One dramatic image shows bright fire streaking from the tail a Trident II D5 missile as it launched Saturday night from the Ohio-class ballistic missile submarine Kentucky. The launch was one of two the Navy conducted during exercises off the Southern California coast and the 156th successful test flight of the missile, officials said.
A congressional delegation that included representatives from Arkansas and Indiana were able to watch Saturday's test, the Navy said.
A second successful test launch took place Monday afternoon, the Navy said. The blastoff took place with far less fanfare than Saturday night's launch, which provoked residents from San Francisco to Mexico to take to social media, posting photos of an eerie-looking, bluish-green plume smeared above the Pacific.

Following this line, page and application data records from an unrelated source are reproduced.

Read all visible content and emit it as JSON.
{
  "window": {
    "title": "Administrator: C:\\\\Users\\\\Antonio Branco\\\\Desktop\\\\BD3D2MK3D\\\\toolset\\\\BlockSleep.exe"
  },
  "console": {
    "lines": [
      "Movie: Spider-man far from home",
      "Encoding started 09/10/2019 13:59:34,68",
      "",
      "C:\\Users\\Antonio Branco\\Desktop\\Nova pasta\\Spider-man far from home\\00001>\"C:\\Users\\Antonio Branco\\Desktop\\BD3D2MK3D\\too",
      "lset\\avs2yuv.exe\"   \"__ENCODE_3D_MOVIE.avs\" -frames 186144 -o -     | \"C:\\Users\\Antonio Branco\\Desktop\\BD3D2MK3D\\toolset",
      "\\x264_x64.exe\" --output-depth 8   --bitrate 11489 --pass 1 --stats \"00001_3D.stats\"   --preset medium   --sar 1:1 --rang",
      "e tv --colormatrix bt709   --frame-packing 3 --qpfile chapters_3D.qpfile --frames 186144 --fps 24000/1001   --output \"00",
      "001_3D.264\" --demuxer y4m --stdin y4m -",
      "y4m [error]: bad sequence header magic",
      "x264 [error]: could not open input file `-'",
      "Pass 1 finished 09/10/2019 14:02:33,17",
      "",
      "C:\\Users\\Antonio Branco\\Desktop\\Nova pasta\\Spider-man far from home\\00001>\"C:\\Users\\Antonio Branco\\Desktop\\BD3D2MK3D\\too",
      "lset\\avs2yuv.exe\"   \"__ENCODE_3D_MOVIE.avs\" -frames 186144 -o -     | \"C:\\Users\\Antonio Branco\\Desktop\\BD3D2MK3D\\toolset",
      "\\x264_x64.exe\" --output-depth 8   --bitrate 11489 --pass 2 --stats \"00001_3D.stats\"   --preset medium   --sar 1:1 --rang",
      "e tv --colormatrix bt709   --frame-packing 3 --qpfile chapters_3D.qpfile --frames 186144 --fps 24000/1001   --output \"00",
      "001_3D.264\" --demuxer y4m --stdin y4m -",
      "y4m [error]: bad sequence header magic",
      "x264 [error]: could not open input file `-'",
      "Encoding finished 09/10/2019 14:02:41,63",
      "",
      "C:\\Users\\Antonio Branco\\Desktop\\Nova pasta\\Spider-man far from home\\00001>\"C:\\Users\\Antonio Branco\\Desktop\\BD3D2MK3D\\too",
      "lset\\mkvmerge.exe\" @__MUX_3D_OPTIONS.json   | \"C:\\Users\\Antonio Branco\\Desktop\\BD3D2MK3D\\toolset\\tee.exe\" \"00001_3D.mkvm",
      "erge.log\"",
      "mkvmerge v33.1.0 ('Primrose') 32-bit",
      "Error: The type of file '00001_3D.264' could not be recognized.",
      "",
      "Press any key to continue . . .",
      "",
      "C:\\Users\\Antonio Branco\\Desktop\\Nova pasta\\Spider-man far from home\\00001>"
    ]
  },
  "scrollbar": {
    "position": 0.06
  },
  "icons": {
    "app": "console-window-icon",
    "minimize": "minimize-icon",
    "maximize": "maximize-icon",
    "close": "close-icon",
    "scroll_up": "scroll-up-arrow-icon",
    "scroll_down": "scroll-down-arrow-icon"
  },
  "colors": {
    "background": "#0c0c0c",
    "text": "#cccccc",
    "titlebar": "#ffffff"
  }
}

Speculation was wide-ranging, including rumors of an alien UFO visit.
The Navy later confirmed the missile launch as the source of the atmospheric display but would not say when additional launches might take place or disclose where the exercise was actually occurring.
"It's important that we test these missiles for our national security," said John M. Daniels, spokesman for the secretive Strategic Systems Programs office, which oversees the Navy's nuclear-tipped missile arsenal. "We don't announce future launches, but this is it for any time soon."
The Kentucky conducted the two launches as part of a process that certifies the readiness of a submarine's crew and strategic weapons before returning to operational availability.
It occurs after a submarine has its midlife nuclear refueling, which involves replacing the expended nuclear fuel in the submarine's reactor with new fuel. The Kentucky entered Puget Sound Naval Shipyard in Bremerton, Wash., in February 2012 for an overhaul that ended in April.
The Navy's fleet of 14 ballistic submarines can each carry 24 Trident missiles each tipped with 14 independently targetable thermonuclear warheads.
The Navy annually tests the Tridents on the West Coast, and on the East Coast near Florida.
The $31-million missile, built by
The test on Saturday featured the launch of a missile outfitted with a dummy warhead toward the Kwajalein Atoll, a missile test site that's part of the Marshall Islands in the western Pacific.
While the risk of nuclear confrontation between the United States and Russia declined after the 1991 fall of the Soviet Union, it has never gone away.
The U.S. military's nuclear weapons strategy rests on a triad of delivery systems — bombers, submarines and land-based missiles — developed early in the Cold War to deliver warheads anywhere in the world.
The Pentagon recently embarked on a $355-billion program for modernizing each aging leg of the U.S. nuclear triad over the next decade.
The submarine missile test came late Saturday after Defense Secretary Ashton Carter addressed a defense forum at the Ronald Reagan Presidential Library in Simi Valley about the U.S. "adapting our operational posture and contingency plans" to deter Russia's "aggression."
"We do not seek a cold, let alone a hot, war with Russia," he said to the forum. "We do not seek to make Russia an enemy. But make no mistake; the United States will defend our interests, our allies, the principled international order, and the positive future it affords us all."